(TASK TO CARRY OUT)
Filter the records for "title" and keep each line that has it.

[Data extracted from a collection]
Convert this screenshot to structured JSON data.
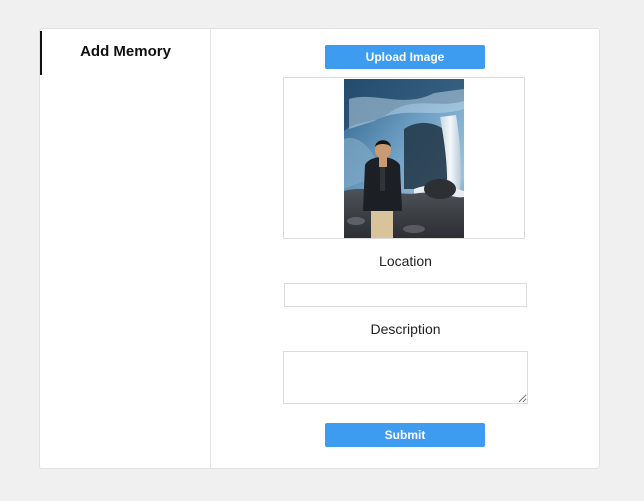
{
  "sidebar": {
    "items": [
      {
        "label": "Add Memory",
        "active": true
      }
    ]
  },
  "form": {
    "upload_button_label": "Upload Image",
    "image": {
      "alt": "",
      "subject": "person in dark jacket standing in front of an ice cave and waterfall"
    },
    "location": {
      "label": "Location",
      "value": "",
      "placeholder": ""
    },
    "description": {
      "label": "Description",
      "value": "",
      "placeholder": ""
    },
    "submit_button_label": "Submit"
  },
  "colors": {
    "page_background": "#f0f0f0",
    "card_background": "#ffffff",
    "button_accent": "#3d9bf0",
    "button_text": "#ffffff",
    "active_indicator": "#111111"
  }
}
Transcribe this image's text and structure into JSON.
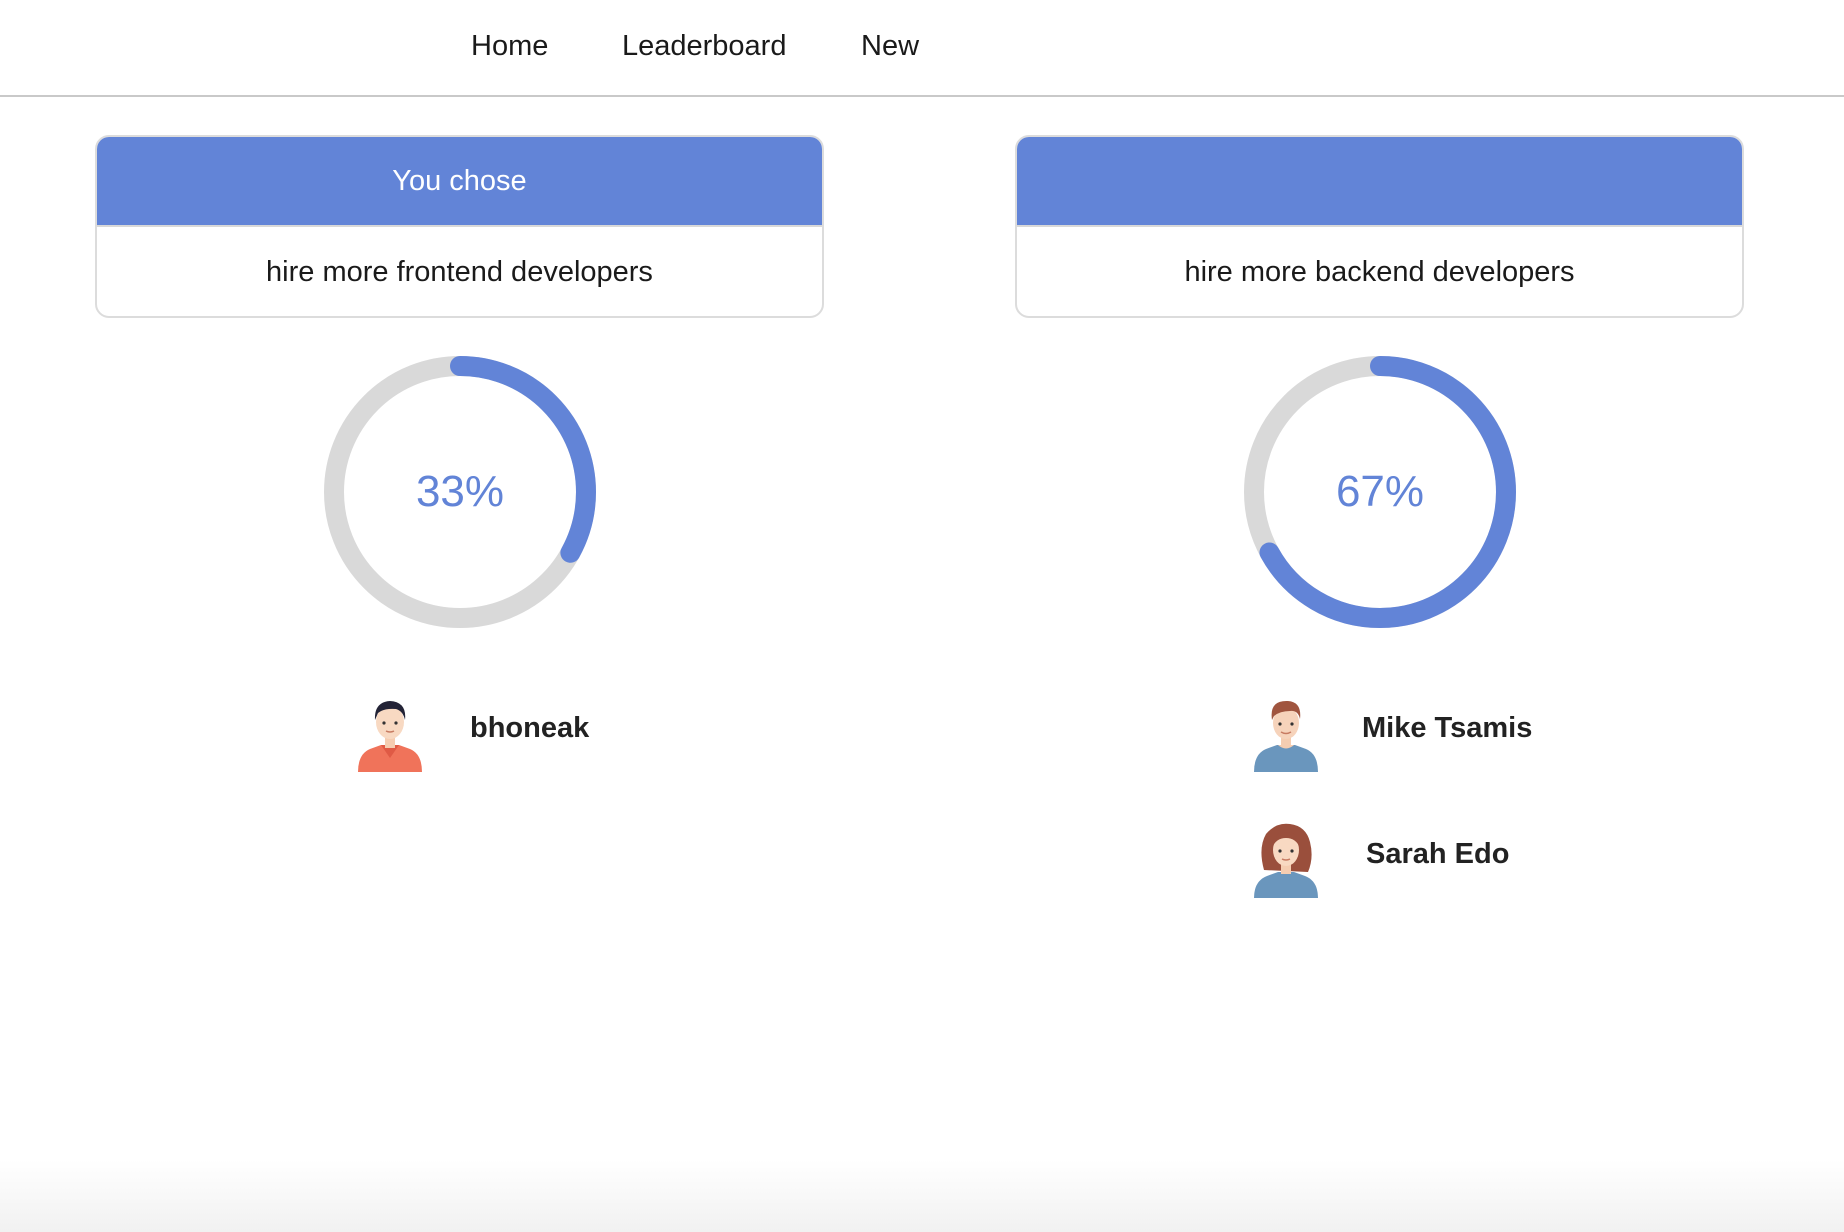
{
  "nav": {
    "items": [
      {
        "label": "Home"
      },
      {
        "label": "Leaderboard"
      },
      {
        "label": "New"
      }
    ]
  },
  "options": [
    {
      "header": "You chose",
      "text": "hire more frontend developers",
      "percent_label": "33%",
      "fraction": 0.33,
      "voters": [
        {
          "name": "bhoneak",
          "avatar": "avatar-man-dark-hair-red-shirt"
        }
      ]
    },
    {
      "header": "",
      "text": "hire more backend developers",
      "percent_label": "67%",
      "fraction": 0.67,
      "voters": [
        {
          "name": "Mike Tsamis",
          "avatar": "avatar-man-brown-hair-blue-shirt"
        },
        {
          "name": "Sarah Edo",
          "avatar": "avatar-woman-curly-hair-blue-shirt"
        }
      ]
    }
  ],
  "colors": {
    "accent": "#6284d7",
    "track": "#d9d9d9",
    "divider": "#c9c9c9"
  }
}
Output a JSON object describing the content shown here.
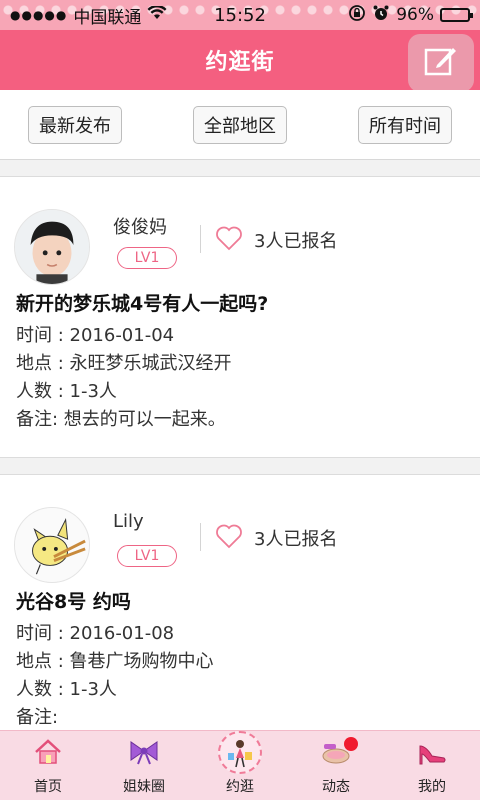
{
  "status_bar": {
    "carrier": "中国联通",
    "time": "15:52",
    "battery": "96%"
  },
  "header": {
    "title": "约逛街",
    "compose_icon": "compose-icon"
  },
  "filters": [
    {
      "label": "最新发布"
    },
    {
      "label": "全部地区"
    },
    {
      "label": "所有时间"
    }
  ],
  "posts": [
    {
      "username": "俊俊妈",
      "level": "LV1",
      "signup": "3人已报名",
      "title": "新开的梦乐城4号有人一起吗?",
      "time": "时间 : 2016-01-04",
      "place": "地点 : 永旺梦乐城武汉经开",
      "people": "人数 : 1-3人",
      "note": "备注: 想去的可以一起来。"
    },
    {
      "username": "Lily",
      "level": "LV1",
      "signup": "3人已报名",
      "title": "光谷8号 约吗",
      "time": "时间 : 2016-01-08",
      "place": "地点 : 鲁巷广场购物中心",
      "people": "人数 : 1-3人",
      "note": "备注:"
    }
  ],
  "tabs": [
    {
      "label": "首页",
      "icon": "home-icon"
    },
    {
      "label": "姐妹圈",
      "icon": "bow-icon"
    },
    {
      "label": "约逛",
      "icon": "shopping-girl-icon",
      "active": true
    },
    {
      "label": "动态",
      "icon": "makeup-icon",
      "badge": true
    },
    {
      "label": "我的",
      "icon": "high-heel-icon"
    }
  ],
  "colors": {
    "brand": "#f45f80",
    "level_border": "#ee6585",
    "tabbar_bg": "#f9dbe4"
  }
}
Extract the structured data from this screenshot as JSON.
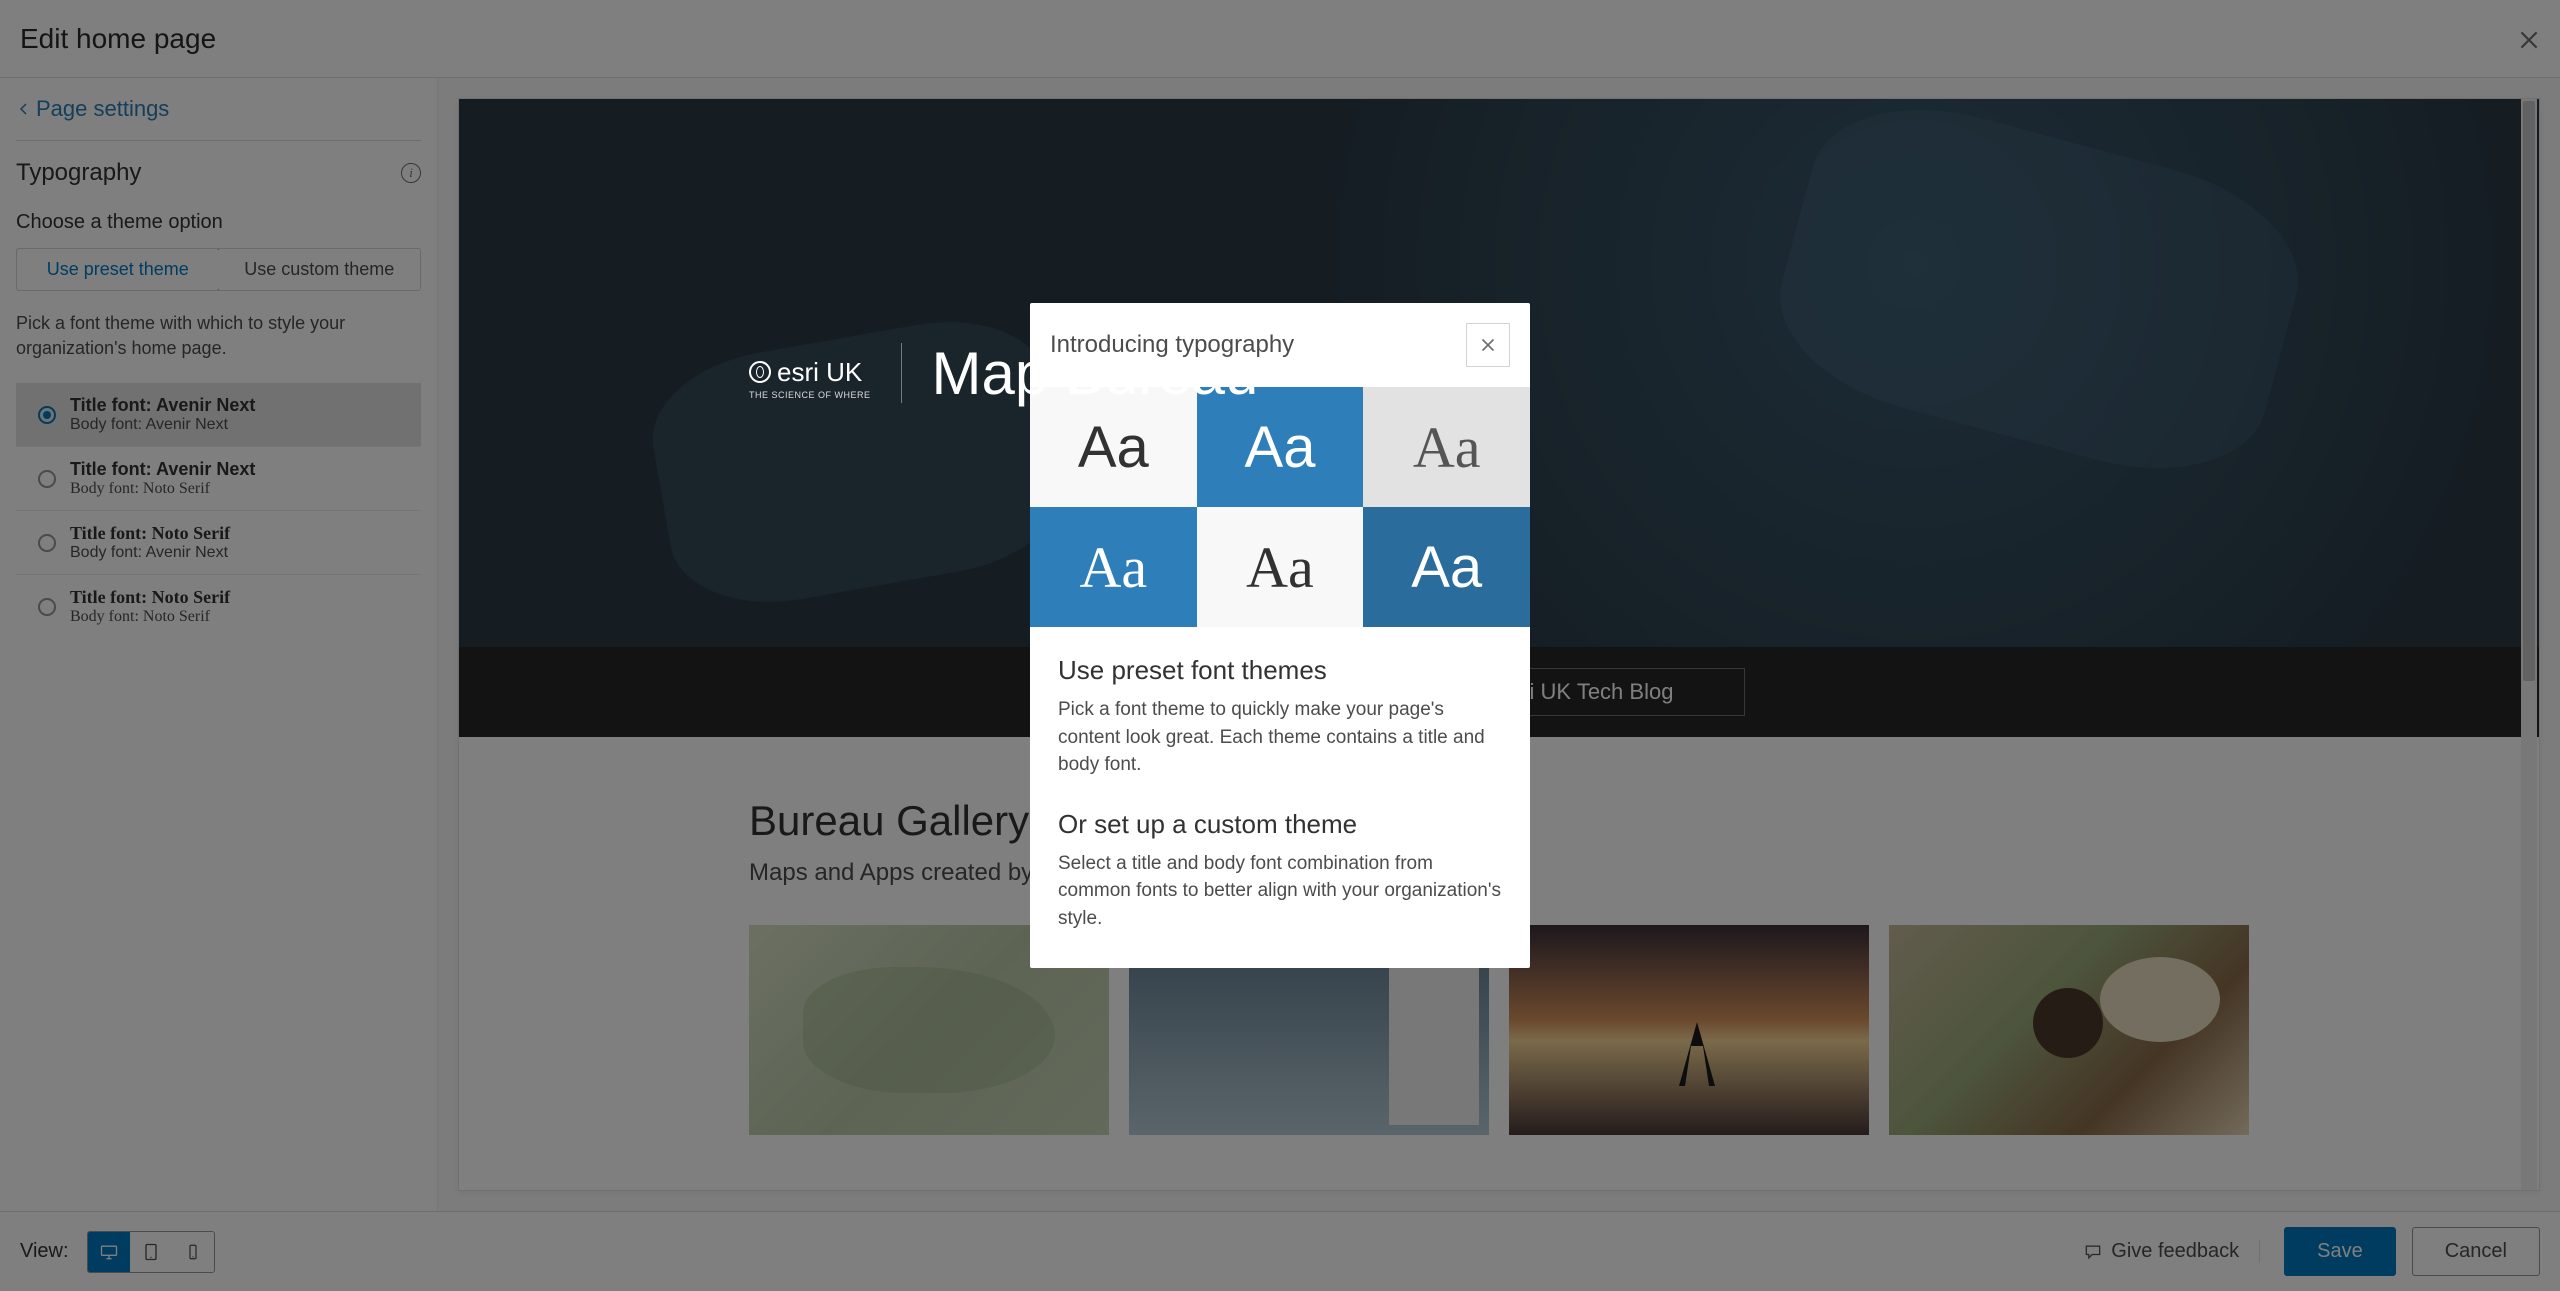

(YOUR RESPONSE)
    "title": "约逛街",
      "title": "新开的梦乐城4号有人一起吗?",
      "title": "光谷8号 约吗",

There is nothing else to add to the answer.